Citing PatentFiling datePublication dateApplicantTitle
US4781450 *Feb 10, 1987Nov 1, 1988Essilor International Cie Generale D'optiqueElongate deformable structure and applications to eyeglass frames
US4999008 *Nov 14, 1989Mar 12, 1991Mirage S.R.L.Flexible bar for spectacles and manufacturing method
US5313671 *Apr 15, 1993May 24, 1994Flory, Inc.Swim goggles
US5745209 *Aug 22, 1996Apr 28, 1998California Design Studio Inc.Double piston spring hinge for hingeably connecting temples to an eyeglass frame
US5801806 *May 5, 1997Sep 1, 1998Dichiara; Carmine S.Eyeglass frames with resilient bridge
US7997722 *May 4, 2005Aug 16, 2011Mykita GmbhSpectacle frame comprising a joint for bending the spectacle bows

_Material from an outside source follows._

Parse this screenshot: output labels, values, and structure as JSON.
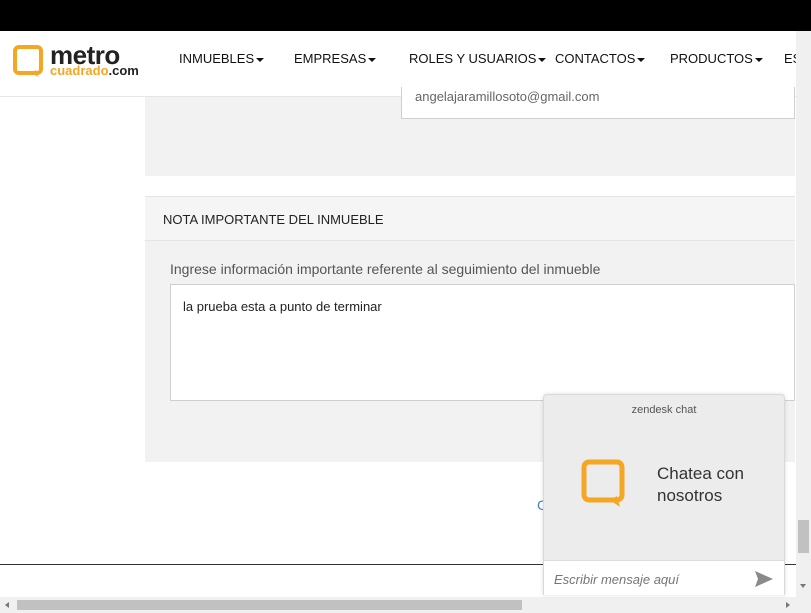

US9075248Jan 13, 2011Jul 7, 2015Silhouette International Schmied AgArm for a pair of glasses
US9465232Sep 29, 2014Oct 11, 2016Addo Industries, LlcInnovative and aesthetic alternative to traditional spectacle correction
US9753306 *Sep 16, 2015Sep 5, 2017Marchon Eyewear, Inc.Eyewear with flexible bridge
US20080278677 *May 4, 2005Nov 13, 2008Harald GottschlingSpectacle Frame Comprising a Joint for Bending the Spectacle Bows
US20160077356 *Sep 16, 2015Mar 17, 2016Marchon Eyewear, Inc.Eyewear with flexible bridge
WO2011091453A1 *Jan 13, 2011Aug 4, 2011Silhouette International Schmied AgArm for a pair of glasses
Classifications
U.S. Classification351/126, D16/327, D16/324, 351/113, 351/114
International ClassificationG02C5/16, G02C5/06, G02C5/04
Cooperative ClassificationG02C5/16, G02C5/06
European ClassificationG02C5/16, G02C5/06
Legal Events
DateCodeEventDescription
May 27, 1981ASAssignment
Owner name: EUROPEAN OPTICS S.P.A., VIA FRATELLI BONARDI 9-BRE
Free format text: ASSIGNMENT OF ASSIGNORS INTEREST.;ASSIGNOR:RENATO, FERRANDI;REEL/FRAME:003892/0902
Effective date: 19810304
Sep 16, 1986FPAYFee payment
Year of fee payment: 4
Oct 23, 1990REMIMaintenance fee reminder mailed
Mar 13, 1991SULPSurcharge for late payment
Mar 13, 1991FPAYFee payment
Year of fee payment: 8
Jun 4, 1991FPExpired due to failure to pay maintenance fee
Effective date: 19910324
Sep 21, 1994FPAYFee payment
Year of fee payment: 12